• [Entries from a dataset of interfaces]
_ _ _ _ _
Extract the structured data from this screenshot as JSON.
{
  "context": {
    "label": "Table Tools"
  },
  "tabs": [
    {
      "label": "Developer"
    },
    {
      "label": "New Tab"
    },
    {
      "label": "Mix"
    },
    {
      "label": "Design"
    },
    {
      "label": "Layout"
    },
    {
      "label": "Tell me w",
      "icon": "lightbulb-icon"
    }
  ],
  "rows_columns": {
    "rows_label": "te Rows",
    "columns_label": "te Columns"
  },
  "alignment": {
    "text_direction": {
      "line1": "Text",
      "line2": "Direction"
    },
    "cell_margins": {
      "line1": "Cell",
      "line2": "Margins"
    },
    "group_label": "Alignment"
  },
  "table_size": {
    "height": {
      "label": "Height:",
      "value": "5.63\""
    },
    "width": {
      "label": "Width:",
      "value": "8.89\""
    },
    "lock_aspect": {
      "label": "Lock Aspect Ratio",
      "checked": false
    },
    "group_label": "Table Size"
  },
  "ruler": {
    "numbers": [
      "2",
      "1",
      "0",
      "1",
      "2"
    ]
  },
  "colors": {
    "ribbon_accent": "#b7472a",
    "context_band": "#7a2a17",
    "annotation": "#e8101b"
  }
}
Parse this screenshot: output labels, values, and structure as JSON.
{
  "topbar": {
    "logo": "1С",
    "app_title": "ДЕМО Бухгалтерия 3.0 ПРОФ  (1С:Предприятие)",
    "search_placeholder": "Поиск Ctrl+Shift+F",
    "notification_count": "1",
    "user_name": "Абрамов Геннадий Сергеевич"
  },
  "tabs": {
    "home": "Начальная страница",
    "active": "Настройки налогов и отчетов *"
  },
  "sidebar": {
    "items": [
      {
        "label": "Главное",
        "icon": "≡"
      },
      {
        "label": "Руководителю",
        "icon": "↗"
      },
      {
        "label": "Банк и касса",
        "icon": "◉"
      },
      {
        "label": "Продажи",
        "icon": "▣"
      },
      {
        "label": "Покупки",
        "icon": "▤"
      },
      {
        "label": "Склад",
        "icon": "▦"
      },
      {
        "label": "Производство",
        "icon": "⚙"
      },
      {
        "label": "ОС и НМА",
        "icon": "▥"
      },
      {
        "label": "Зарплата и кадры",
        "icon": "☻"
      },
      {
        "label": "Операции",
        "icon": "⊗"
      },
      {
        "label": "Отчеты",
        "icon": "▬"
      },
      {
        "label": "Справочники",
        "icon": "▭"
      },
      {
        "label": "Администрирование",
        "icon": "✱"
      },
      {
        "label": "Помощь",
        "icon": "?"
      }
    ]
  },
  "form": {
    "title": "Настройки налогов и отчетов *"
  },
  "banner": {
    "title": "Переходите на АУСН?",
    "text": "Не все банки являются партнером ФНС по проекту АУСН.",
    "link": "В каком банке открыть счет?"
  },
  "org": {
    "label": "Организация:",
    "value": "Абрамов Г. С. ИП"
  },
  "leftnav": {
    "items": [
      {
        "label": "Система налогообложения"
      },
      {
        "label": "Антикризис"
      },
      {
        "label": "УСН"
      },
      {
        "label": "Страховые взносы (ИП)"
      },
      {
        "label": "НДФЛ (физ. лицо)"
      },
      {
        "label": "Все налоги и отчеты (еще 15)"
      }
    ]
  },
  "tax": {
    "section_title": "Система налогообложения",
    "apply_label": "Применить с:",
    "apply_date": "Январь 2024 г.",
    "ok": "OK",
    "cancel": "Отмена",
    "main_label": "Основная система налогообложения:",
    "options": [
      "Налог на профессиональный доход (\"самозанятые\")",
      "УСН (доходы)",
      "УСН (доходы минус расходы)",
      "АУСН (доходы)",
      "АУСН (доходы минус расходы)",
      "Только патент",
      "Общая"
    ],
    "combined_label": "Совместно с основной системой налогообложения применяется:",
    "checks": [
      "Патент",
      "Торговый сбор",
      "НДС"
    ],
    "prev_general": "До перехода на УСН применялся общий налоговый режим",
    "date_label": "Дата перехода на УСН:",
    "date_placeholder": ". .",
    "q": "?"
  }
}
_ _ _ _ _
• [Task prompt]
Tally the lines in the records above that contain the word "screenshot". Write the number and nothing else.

• [Exercise result]
2